Task to carry out ->
Find the word "true" in the data. Return every line where it appears.

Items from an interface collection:
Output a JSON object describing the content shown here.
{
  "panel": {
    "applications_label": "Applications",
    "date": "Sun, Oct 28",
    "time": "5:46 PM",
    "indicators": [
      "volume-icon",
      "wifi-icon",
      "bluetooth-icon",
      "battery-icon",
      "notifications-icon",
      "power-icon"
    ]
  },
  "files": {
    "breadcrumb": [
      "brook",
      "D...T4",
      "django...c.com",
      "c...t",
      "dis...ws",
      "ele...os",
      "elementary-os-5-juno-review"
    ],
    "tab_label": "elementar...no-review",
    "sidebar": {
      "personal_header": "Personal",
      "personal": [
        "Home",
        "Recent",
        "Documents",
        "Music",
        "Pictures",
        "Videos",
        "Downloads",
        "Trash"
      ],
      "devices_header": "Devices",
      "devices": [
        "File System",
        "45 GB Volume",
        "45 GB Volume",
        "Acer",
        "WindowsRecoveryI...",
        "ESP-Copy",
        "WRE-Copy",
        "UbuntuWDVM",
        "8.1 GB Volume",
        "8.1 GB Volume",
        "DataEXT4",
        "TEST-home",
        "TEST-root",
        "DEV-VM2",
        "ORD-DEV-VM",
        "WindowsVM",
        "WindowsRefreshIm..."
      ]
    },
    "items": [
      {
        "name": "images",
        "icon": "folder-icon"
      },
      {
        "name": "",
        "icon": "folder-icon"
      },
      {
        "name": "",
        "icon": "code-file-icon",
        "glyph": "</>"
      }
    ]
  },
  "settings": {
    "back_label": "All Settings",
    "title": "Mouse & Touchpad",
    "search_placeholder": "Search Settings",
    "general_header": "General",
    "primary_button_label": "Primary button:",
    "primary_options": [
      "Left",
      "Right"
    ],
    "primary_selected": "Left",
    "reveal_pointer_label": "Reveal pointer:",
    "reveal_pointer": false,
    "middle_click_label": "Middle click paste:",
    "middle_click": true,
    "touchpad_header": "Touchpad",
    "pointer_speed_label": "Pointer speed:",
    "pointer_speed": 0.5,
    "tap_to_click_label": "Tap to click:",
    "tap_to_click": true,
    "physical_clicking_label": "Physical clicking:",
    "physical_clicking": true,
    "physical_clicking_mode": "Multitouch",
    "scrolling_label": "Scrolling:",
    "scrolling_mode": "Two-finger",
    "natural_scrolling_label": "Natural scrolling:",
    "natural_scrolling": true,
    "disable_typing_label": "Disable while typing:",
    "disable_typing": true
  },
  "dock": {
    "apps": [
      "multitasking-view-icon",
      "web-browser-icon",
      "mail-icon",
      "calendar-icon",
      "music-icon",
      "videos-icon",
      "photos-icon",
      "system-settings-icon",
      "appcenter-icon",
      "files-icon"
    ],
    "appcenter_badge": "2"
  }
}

Result for this task ->
    "middle_click": true,
    "tap_to_click": true,
    "physical_clicking": true,
    "natural_scrolling": true,
    "disable_typing": true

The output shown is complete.